Introduction to American Deaf Culture is the only comprehensive textbook that provides a broad, yet in-depth, exploration of how Deaf people are best understood from a cultural perspective, with coverage of topics such as how culture is defined, how the concept of culture can be applied to the Deaf experience, and how Deaf culture has evolved over the years. Among the issues included are an analysis of various segments of the Deaf community, Deaf cultural norms, the tension between the Deaf and disabled communities, Deaf art and literature (both written English and ASL forms), the solutions being offered by the Deaf community for effective living as Deaf individuals, and an analysis of the universality of the Deaf experience, including the enculturation process that many Deaf people undergo as they develop healthy identities.

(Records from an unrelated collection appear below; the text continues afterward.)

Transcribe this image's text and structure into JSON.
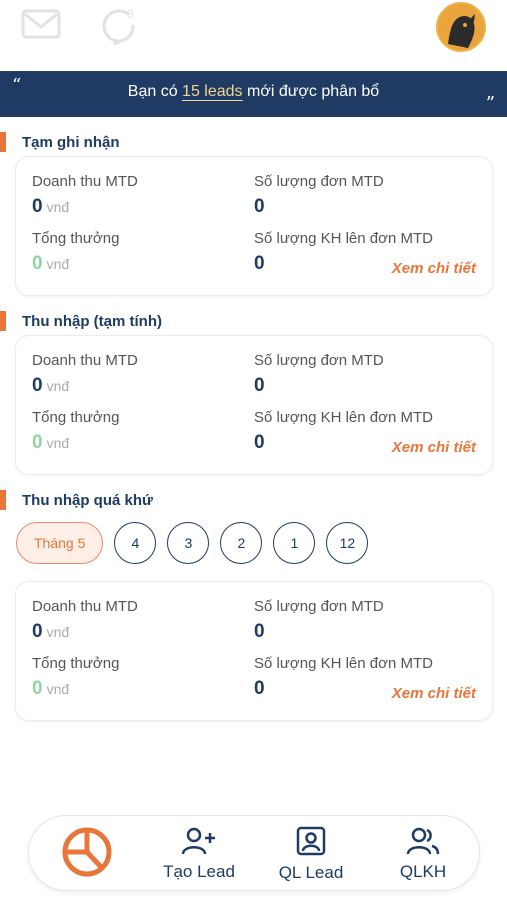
{
  "header": {
    "icons": [
      "mail-icon",
      "chat-notification-icon"
    ],
    "avatar": "avatar"
  },
  "banner": {
    "open_quote": "“",
    "close_quote": "”",
    "prefix": "Bạn có",
    "highlight": "15 leads",
    "suffix": "mới được phân bổ"
  },
  "sections": [
    {
      "title": "Tạm ghi nhận",
      "revenue_label": "Doanh thu MTD",
      "revenue_value": "0",
      "revenue_unit": "vnđ",
      "orders_label": "Số lượng đơn MTD",
      "orders_value": "0",
      "bonus_label": "Tổng thưởng",
      "bonus_value": "0",
      "bonus_unit": "vnđ",
      "customers_label": "Số lượng KH lên đơn MTD",
      "customers_value": "0",
      "detail_link": "Xem chi tiết"
    },
    {
      "title": "Thu nhập (tạm tính)",
      "revenue_label": "Doanh thu MTD",
      "revenue_value": "0",
      "revenue_unit": "vnđ",
      "orders_label": "Số lượng đơn MTD",
      "orders_value": "0",
      "bonus_label": "Tổng thưởng",
      "bonus_value": "0",
      "bonus_unit": "vnđ",
      "customers_label": "Số lượng KH lên đơn MTD",
      "customers_value": "0",
      "detail_link": "Xem chi tiết"
    },
    {
      "title": "Thu nhập quá khứ",
      "revenue_label": "Doanh thu MTD",
      "revenue_value": "0",
      "revenue_unit": "vnđ",
      "orders_label": "Số lượng đơn MTD",
      "orders_value": "0",
      "bonus_label": "Tổng thưởng",
      "bonus_value": "0",
      "bonus_unit": "vnđ",
      "customers_label": "Số lượng KH lên đơn MTD",
      "customers_value": "0",
      "detail_link": "Xem chi tiết"
    }
  ],
  "months": {
    "selected": "Tháng 5",
    "others": [
      "4",
      "3",
      "2",
      "1",
      "12"
    ]
  },
  "bottom_nav": {
    "items": [
      {
        "label": "",
        "icon": "pie-chart-icon"
      },
      {
        "label": "Tạo Lead",
        "icon": "add-user-icon"
      },
      {
        "label": "QL Lead",
        "icon": "contact-card-icon"
      },
      {
        "label": "QLKH",
        "icon": "users-icon"
      }
    ]
  },
  "colors": {
    "primary": "#1f3b64",
    "accent": "#e8763a",
    "highlight": "#f2d68e",
    "positive": "#8ed4a6"
  }
}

As a member of a multigenerational Deaf family with a lifetime of experience living bi-culturally among Deaf and hearing people, author Thomas K. Holcomb enhances the text with engaging stories interwoven throughout. In addition to being used in college-level courses, this book can also help parents and educators of Deaf children understand the world of Deaf culture. It offers a beautiful introduction to the ways Deaf people effectively manage their lives in a world full of people who can hear.
|Publisher:||Oxford University Press|
|Series:||Professional Perspectives On Deafness: Evidence and Applications Series|
|Edition description:||New Edition|
|Product dimensions:||9.20(w) x 6.00(h) x 0.70(d)|
About the Author
Thomas K. Holcomb is Professor of Deaf Studies at Ohlone College in Fremont, California, where he teaches both Deaf and hearing students in courses on Deaf culture, Deaf education, and ASL/English Interpretation. Holcomb's family his parents, grandparents, children, and grandson are all Deaf. With over 30 years of teaching experience, as well as several publications, training packages, and DVDs to his name, Holcomb is considered a leading authority on Deaf culture. He has presented in 45 states and several different countries, including Brazil, Canada, Chile, Costa Rica, Japan, and Sweden. His academic credentials include a bachelor's degree from Gallaudet University, a master's degree from Rochester Institute of Technology, and a PhD from the University of Rochester.
Table of Contents
Chapter 1 Introduction
Chapter 2 Culture Defined
Chapter 3 Who are the Deaf People?
Chapter 4 Deafhood: A Personal Journey Toward Self-Actualization
Chapter 5 Early Definitions of Deaf Culture
Chapter 6 Deaf Culture Redefined
Chapter 7 ASL Language of the American Deaf Community
Chapter 8 Deaf Lit
Chapter 9 Deaf Art
Chapter 10 Rules of Social Interaction
Chapter 11 The Vibrant Deaf Community
Chapter 12 The Collision Between Culture and Disability
Chapter 13 Diversity within the Deaf Community
Chapter 14 The Universality of the Deaf Experience
Chapter 15 The Future of the Deaf Community
Most Helpful Customer Reviews
Exceptional book with most up-to-date information on American Deaf Culture - Highly recommended for courses on Deaf culture.